Selling a HUD home is not for everyone, but we have several associates that work them regularly. HUD recently made changes to the way you bid on HUD homes. Consumers will still need to work with a HUD registered broker and the associate or agent will still have to place the bid online for a client, but the new website to go to is http://www.hudhomestore.com. Some things to note about the changes include that you will have to register again. Even if you were previously registered as a HUD broker and have an NAID number, now you must go to the above mentioned website and then register on their site. Once the main broker has done that, the agents in their office can get registered. You will need to have your license number and expiration date of your license along with the office NAID number. Each time you place a bid, you will have to have the NAID and your license (not the broker’s license number) ready to input.
The “insurable” homes are listed for “owner occupants” (people that intend to live in the home) for 30 days which is longer than before.
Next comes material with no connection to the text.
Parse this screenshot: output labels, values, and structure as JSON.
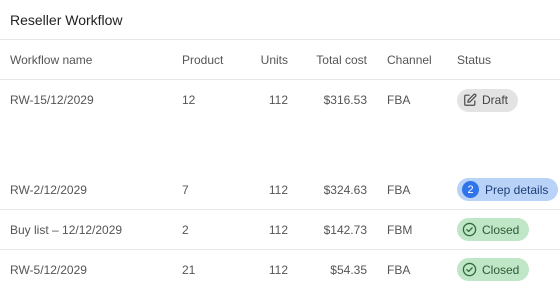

They will not review the bids for the first 10 days and will remain sealed for that time. After the 10th day, they will review them and could go with one of the bids, so get your bids in sooner and don’t wait!! The 31st day will be open to all purchasers if it has not sold. ”Insurable” homes are homes that can be insured by FHA which means that they require less than $5,000 of repairs in order to be livable. If it says “insurable with escrow” that means that it would require money to be put in escrow by the buyer in order to bring it up to FHA standards and that would have to be repaired after closing.
The “uninsurable” homes are listed for 5 days to owner occupants and then on the 6th day available to all purchasers. ”Uninsurable” homes will have to go conventional financing or pay cash, but can NOT go FHA, usually because they require more than $5,000 in repairs in order for them to be livable. They could go 203K, which is a renovation loan, but not many banks are doing these loans right now.
Some things did not change like the earnest money amounts, $500 for $50,000 or less and $1,000 for $50,001 and up. The stopped the $100 earnest money program for owner occupants a few months ago.
Another note for the REALTORS is that HUD has reduced the amount of commission they pay for selling a HUD home. They will pay up to 3% to the selling broker and no more.
So basically, you need to be aware of changes and check out programs before place bids for your clients. Since there was no information passed out by HUD or no notice of these changes, we thought you might want to know. I am the resident HUD expert in our Keller Williams Metro Group that our associates contact, so if you have clients wanting to make offers or if you are interested in making an offer on a HUD home, please contact me.